There are a number of health risks inherent to the proposed budget cuts, thanks in part to Trump’s promises to leave only “a little bit” of federal regulations. For example, the EPA Office of Chemical Safety and Pollution Prevention runs a program that screens and tests endocrine disruptors, which are harmful chemicals that pose a threat to reproductive health and children’s growth and development. Under the Trump budget, funding for this program would be cut from $7.5 million to $445,000—rendering the program inoperable and ineffective. Trump also wants to significantly cut the federal radon program to the tune of 80 percent. Radon, a naturally occurring radioactive gas, is believed to cause lung cancer and is linked to 21,000 deaths annually. An estimated one in 15 homes has high levels of the gas, and this small program promotes radon testing in homes.
Pollution poses an undeniable threat to public health, as the Supreme Court has validated. A 2013 Massachusetts Institute of Technology study reported that roughly 19,000 more people die prematurely from automobile pollution each year than die in car accidents. The same year, Harvard University researchers found that pregnant women living in areas with elevated levels of air pollution “were up to twice as likely” to have an autistic child, compared with women in low-pollution locations. And a new study released in January found that air pollution increases the risk and expedites the onset of dementia and other forms of cognitive decline.
The Clean Air Act of 1970 was designed to control air pollution on a national level by authorizing the development of comprehensive regulations to limit emissions. It has been extremely successful—between 1970 and 2015, “aggregate national emissions [of] six common pollutants alone dropped an average of 70 percent,” the EPA reports. A summary report of the benefits and costs associated with the act estimates that public and private spending to reduce pollution will reach approximately $65 billion annually by 2020. By contrast, the economic benefits are estimated to reach approximately $2 trillion dollars in 2020 alone. Yet under Trump’s proposed budget—despite the public-health and economic advantages—funding for the Clean Air Act would be cut in half.
Perhaps the greatest threat the new budget poses is to several vital bodies of water. Trump’s budget would reduce funding for the Great Lakes Restoration Initiative, or GLRI, by more than 90 percent, from $300 million to $10 million. The GLRI is the largest investment in the Great Lakes in two decades. The EPA partners with federal agencies and provides local grants to achieve its goals of targeting and eliminating threats to the Great Lakes’ ecosystem, and fostering a safe environment for natural habitats and species.

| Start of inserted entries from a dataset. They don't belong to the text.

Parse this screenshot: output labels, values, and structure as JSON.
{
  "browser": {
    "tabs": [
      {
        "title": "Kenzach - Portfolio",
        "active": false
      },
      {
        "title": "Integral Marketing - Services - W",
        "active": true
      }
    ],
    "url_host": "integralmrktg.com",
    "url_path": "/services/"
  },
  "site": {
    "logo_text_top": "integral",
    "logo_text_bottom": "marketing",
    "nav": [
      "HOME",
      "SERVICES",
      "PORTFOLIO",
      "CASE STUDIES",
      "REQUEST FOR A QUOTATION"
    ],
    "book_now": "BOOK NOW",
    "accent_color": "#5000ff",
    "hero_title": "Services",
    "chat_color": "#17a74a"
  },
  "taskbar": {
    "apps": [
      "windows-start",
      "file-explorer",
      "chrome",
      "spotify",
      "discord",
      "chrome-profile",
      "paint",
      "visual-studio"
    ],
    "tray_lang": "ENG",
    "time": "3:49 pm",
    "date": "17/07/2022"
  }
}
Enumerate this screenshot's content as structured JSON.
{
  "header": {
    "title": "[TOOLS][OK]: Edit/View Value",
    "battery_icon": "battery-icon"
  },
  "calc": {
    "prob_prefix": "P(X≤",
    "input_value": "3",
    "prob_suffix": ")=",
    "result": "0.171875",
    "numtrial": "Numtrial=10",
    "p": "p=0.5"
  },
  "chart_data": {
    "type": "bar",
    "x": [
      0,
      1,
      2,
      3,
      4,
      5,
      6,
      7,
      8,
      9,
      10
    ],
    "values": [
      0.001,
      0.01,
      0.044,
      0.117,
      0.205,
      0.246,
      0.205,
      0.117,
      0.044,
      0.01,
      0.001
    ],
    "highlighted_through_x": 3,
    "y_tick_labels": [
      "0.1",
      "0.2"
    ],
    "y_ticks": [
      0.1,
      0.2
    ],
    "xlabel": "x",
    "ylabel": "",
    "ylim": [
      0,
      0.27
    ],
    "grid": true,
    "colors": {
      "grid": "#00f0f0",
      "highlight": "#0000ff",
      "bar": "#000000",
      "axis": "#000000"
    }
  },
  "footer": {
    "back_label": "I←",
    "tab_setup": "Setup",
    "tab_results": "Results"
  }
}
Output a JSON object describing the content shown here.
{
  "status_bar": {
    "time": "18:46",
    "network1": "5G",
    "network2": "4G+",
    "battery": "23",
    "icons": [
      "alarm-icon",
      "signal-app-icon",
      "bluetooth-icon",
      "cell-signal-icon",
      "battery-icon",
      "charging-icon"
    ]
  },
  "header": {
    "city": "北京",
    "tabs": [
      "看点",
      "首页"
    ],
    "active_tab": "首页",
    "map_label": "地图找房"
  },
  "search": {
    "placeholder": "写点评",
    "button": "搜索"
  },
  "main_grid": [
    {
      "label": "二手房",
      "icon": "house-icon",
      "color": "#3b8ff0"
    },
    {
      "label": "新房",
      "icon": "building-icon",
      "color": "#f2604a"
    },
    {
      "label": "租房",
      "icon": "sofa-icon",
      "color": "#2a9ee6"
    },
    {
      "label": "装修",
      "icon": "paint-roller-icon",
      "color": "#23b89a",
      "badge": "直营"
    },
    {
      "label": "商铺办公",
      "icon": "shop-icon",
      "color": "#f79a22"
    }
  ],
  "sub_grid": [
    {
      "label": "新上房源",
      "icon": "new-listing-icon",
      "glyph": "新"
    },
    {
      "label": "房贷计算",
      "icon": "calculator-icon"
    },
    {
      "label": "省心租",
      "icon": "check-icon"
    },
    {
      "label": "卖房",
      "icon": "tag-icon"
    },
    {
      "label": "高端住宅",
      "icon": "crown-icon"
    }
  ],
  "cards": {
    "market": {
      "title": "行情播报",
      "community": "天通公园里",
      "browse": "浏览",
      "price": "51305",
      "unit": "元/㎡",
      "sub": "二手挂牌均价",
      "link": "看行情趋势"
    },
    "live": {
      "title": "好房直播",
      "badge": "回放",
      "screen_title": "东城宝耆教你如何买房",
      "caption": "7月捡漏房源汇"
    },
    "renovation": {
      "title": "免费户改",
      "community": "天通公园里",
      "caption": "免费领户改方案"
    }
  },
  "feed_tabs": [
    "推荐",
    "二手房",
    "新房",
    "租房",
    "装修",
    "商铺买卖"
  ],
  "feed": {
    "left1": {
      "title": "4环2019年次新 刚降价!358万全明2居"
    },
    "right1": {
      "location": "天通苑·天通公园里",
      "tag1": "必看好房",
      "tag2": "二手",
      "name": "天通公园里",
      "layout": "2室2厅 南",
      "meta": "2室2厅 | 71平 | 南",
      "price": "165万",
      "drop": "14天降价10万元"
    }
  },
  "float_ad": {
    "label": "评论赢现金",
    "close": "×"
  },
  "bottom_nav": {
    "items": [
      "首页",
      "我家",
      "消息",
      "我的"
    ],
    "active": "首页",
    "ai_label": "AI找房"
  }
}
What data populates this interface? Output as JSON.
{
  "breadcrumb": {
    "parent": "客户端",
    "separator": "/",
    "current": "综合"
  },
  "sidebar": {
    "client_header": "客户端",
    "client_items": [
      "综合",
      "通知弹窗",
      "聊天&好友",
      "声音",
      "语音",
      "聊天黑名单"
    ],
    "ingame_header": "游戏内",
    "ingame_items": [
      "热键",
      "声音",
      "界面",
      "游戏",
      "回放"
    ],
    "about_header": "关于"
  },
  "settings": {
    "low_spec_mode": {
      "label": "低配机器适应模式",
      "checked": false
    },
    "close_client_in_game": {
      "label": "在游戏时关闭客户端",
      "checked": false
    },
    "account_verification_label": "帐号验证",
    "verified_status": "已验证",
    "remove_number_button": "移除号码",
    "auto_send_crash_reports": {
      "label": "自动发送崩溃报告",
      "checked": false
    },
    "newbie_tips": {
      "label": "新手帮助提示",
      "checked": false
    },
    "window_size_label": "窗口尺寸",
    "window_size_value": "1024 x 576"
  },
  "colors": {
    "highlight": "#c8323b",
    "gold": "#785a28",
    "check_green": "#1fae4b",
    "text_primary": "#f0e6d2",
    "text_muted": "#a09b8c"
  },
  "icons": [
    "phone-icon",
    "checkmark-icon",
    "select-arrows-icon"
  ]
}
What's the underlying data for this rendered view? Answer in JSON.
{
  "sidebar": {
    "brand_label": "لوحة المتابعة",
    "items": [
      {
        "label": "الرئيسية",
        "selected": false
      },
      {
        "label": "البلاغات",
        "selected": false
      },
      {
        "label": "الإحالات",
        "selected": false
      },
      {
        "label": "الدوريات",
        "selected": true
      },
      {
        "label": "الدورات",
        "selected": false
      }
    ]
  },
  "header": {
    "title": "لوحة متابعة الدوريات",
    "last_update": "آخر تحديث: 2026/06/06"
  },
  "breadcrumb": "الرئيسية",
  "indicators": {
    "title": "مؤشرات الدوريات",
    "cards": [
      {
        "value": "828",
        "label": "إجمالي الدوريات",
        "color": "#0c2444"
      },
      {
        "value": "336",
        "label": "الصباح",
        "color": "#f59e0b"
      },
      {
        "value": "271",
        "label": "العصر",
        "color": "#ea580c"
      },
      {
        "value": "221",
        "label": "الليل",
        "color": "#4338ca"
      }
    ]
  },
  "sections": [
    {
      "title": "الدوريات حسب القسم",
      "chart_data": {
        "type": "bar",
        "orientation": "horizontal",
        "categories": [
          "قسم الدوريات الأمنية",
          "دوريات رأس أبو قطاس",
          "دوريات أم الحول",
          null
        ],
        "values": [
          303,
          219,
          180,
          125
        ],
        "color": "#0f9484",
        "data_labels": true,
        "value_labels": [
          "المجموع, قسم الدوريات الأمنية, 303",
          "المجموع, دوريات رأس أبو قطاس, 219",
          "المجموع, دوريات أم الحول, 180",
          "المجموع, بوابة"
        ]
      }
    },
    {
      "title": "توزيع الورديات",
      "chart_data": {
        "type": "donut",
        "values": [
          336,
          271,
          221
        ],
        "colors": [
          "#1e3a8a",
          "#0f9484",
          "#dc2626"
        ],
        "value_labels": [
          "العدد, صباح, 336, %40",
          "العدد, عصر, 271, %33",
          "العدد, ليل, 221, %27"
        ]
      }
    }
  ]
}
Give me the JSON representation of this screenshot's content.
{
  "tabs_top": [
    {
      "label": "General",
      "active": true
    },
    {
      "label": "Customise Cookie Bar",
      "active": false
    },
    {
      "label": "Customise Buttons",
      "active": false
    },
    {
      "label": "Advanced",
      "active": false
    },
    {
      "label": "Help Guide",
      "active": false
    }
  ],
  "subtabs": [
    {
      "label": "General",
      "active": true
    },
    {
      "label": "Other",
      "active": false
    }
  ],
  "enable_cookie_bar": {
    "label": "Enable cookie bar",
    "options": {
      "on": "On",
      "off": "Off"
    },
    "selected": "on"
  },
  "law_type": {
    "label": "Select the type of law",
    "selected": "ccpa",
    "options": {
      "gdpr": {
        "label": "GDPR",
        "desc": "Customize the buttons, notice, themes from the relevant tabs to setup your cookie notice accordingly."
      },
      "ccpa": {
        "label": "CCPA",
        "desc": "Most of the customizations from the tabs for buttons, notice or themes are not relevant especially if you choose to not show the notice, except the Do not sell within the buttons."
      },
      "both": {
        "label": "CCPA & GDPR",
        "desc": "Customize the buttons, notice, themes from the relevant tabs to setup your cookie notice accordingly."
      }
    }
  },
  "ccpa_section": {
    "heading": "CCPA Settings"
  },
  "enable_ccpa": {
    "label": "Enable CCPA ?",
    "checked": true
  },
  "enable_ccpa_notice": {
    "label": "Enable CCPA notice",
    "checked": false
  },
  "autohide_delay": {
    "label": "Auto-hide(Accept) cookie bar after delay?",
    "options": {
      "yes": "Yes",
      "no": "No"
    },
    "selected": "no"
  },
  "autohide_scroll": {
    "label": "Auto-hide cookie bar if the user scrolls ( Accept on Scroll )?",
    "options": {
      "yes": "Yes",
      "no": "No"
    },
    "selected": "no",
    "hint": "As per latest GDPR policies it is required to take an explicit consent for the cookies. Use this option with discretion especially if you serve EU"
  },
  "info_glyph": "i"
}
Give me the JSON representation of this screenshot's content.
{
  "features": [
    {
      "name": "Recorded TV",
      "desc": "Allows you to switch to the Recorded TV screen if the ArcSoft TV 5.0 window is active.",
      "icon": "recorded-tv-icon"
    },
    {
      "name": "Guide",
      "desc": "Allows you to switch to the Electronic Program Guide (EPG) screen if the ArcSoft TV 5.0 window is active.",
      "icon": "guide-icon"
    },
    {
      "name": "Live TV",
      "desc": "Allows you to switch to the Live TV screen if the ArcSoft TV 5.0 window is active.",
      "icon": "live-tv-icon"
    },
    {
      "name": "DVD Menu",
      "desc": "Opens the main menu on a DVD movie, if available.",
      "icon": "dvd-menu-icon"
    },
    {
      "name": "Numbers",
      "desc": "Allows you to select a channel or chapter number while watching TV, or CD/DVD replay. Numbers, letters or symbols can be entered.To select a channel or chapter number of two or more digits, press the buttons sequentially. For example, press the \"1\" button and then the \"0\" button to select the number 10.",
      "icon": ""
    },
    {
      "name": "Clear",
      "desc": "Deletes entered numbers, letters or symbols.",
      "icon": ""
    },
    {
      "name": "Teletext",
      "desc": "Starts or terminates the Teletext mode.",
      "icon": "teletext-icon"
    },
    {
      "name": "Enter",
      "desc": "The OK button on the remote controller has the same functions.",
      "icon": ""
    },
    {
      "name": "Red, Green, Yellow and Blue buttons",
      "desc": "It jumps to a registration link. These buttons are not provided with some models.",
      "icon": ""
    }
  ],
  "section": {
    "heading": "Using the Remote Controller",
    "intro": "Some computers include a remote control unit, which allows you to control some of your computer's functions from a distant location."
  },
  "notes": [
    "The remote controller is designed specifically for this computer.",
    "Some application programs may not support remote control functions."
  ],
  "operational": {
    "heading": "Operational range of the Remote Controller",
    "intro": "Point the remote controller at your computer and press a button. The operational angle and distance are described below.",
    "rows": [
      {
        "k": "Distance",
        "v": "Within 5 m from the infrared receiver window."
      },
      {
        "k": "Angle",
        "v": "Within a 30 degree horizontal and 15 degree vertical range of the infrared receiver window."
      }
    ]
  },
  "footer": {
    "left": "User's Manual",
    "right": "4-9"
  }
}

One of the program’s focuses is to restore “areas of concern”—areas that have been damaged by decades of industrial pollution. The EPA has effectively improved several areas so that they could be removed from the concern list.